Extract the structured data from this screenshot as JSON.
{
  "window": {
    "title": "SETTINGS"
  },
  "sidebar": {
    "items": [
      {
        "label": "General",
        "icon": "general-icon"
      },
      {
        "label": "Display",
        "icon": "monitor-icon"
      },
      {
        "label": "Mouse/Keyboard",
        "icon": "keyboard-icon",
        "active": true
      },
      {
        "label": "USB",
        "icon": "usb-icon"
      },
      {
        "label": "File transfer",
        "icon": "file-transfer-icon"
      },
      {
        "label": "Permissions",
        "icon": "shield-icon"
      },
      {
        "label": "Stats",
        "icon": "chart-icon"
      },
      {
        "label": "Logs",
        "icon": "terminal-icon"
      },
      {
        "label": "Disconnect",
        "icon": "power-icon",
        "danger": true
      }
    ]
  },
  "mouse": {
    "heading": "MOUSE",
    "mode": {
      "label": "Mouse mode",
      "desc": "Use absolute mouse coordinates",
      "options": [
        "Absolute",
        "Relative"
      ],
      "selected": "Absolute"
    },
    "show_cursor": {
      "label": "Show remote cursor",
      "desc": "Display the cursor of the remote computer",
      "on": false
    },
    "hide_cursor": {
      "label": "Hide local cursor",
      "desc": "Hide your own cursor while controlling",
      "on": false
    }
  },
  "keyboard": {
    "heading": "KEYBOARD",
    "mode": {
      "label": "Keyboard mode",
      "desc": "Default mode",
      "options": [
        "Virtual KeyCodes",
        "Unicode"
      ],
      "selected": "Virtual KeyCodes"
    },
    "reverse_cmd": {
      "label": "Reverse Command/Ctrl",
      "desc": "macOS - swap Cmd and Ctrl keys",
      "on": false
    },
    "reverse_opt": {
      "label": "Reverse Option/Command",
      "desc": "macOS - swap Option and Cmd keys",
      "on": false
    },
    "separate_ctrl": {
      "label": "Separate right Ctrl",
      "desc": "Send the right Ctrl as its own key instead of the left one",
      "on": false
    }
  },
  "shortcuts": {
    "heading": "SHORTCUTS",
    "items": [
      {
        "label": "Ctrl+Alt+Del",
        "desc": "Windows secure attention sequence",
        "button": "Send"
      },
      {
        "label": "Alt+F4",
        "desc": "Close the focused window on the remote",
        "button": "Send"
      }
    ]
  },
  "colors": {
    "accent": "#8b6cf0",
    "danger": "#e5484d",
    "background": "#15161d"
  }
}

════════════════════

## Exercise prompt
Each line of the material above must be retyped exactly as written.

## Answer area
Extract the structured data from this screenshot as JSON.
{
  "window": {
    "title": "SETTINGS"
  },
  "sidebar": {
    "items": [
      {
        "label": "General",
        "icon": "general-icon"
      },
      {
        "label": "Display",
        "icon": "monitor-icon"
      },
      {
        "label": "Mouse/Keyboard",
        "icon": "keyboard-icon",
        "active": true
      },
      {
        "label": "USB",
        "icon": "usb-icon"
      },
      {
        "label": "File transfer",
        "icon": "file-transfer-icon"
      },
      {
        "label": "Permissions",
        "icon": "shield-icon"
      },
      {
        "label": "Stats",
        "icon": "chart-icon"
      },
      {
        "label": "Logs",
        "icon": "terminal-icon"
      },
      {
        "label": "Disconnect",
        "icon": "power-icon",
        "danger": true
      }
    ]
  },
  "mouse": {
    "heading": "MOUSE",
    "mode": {
      "label": "Mouse mode",
      "desc": "Use absolute mouse coordinates",
      "options": [
        "Absolute",
        "Relative"
      ],
      "selected": "Absolute"
    },
    "show_cursor": {
      "label": "Show remote cursor",
      "desc": "Display the cursor of the remote computer",
      "on": false
    },
    "hide_cursor": {
      "label": "Hide local cursor",
      "desc": "Hide your own cursor while controlling",
      "on": false
    }
  },
  "keyboard": {
    "heading": "KEYBOARD",
    "mode": {
      "label": "Keyboard mode",
      "desc": "Default mode",
      "options": [
        "Virtual KeyCodes",
        "Unicode"
      ],
      "selected": "Virtual KeyCodes"
    },
    "reverse_cmd": {
      "label": "Reverse Command/Ctrl",
      "desc": "macOS - swap Cmd and Ctrl keys",
      "on": false
    },
    "reverse_opt": {
      "label": "Reverse Option/Command",
      "desc": "macOS - swap Option and Cmd keys",
      "on": false
    },
    "separate_ctrl": {
      "label": "Separate right Ctrl",
      "desc": "Send the right Ctrl as its own key instead of the left one",
      "on": false
    }
  },
  "shortcuts": {
    "heading": "SHORTCUTS",
    "items": [
      {
        "label": "Ctrl+Alt+Del",
        "desc": "Windows secure attention sequence",
        "button": "Send"
      },
      {
        "label": "Alt+F4",
        "desc": "Close the focused window on the remote",
        "button": "Send"
      }
    ]
  },
  "colors": {
    "accent": "#8b6cf0",
    "danger": "#e5484d",
    "background": "#15161d"
  }
}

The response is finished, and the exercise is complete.